|Department / Program:||Agricultural Economics|
|Degree Granting Institution:||University of Illinois at Urbana-Champaign|
|Abstract:||The primary purpose of the study was to retrospectively evaluate the Integrated Livestock Project in Tunisia. The central question asked was: what has been the effectiveness of the Project in line with its chief goal, namely an increase in the rate of livestock production. Project-derived data are supplemented by the summer 1985 special survey; with respect to project participants' opinions and attitudes toward the project, two hypotheses were advanced: (1) participants do not have homogeneous attitudes toward the project; and (2) participants' opinions and objectives are different according to farm characteristics and source of income.
Data were derived from two sources: (1) cross-section data for the 1979-1980 agricultural year related to 16 participating farms; (2) personal interviews conducted with 75 participants in summer 1985 about their assessment of project effectiveness. A single Cobb-Douglas production function was fitted to the data. Farm level variables or their averages were used in testing alternative estimating equations: gross value of output or net farm income as the dependent variable, and labor value, capital value and variable expenses as the explanatory variables. Statistical significance was highest for labor value and least for the other two. Returns to scale were found to be constant. While these findings did corroborate previous empirical studies, questions remained unanswered due to data limitations. Survey data analysis showed that participants' responses were significantly related to farm size and source of income.

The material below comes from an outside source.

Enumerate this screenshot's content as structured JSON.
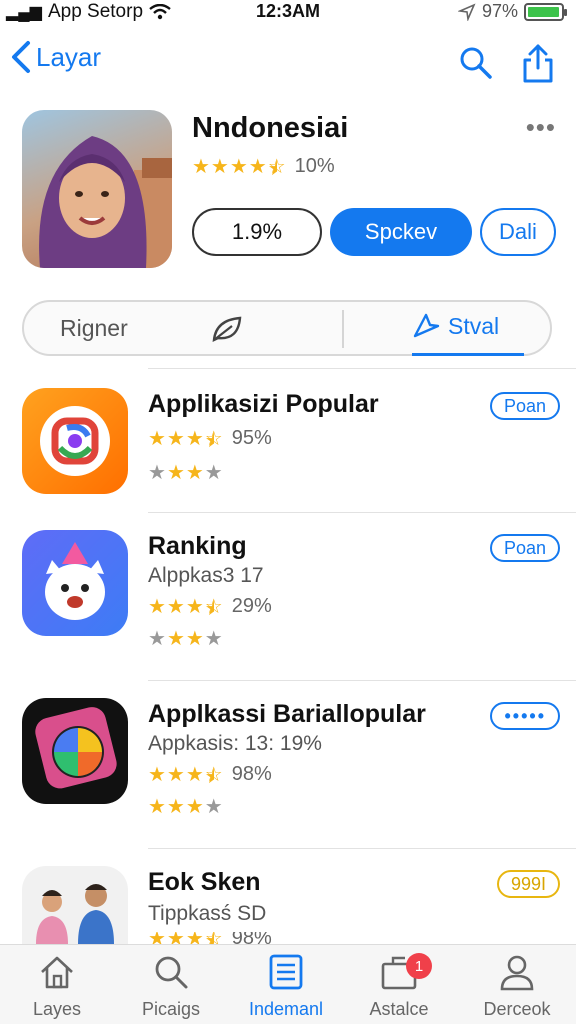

Three conclusions were derived: (1) the project has had an undeniable and a lasting impact on the participants; (2) the creation of regional agencies by the Office De L'Elevage Et Des Paturages, during the project life (1972-1981), has been instrumental in facilitating livestock extension activities; (3) opinions about the future were mixed. While government policy is leaning toward less subsidization and more free market orientation, participants are demanding further government assistance.
Two recommendations were made: (1) participants' knowledge, behavior, and attitudes need be assessed in future projects; (2) the statistical system should focus on performance monitoring through further evaluation research in order to better assess project impacts.
Thesis (Ph.D.)--University of Illinois at Urbana-Champaign, 1986.
|Date Available in IDEALS:||2014-12-15|
This item appears in the following Collection(s)
Dissertations - Agricultural and Consumer Economics
Graduate Dissertations and Theses at Illinois
Graduate Theses and Dissertations at Illinois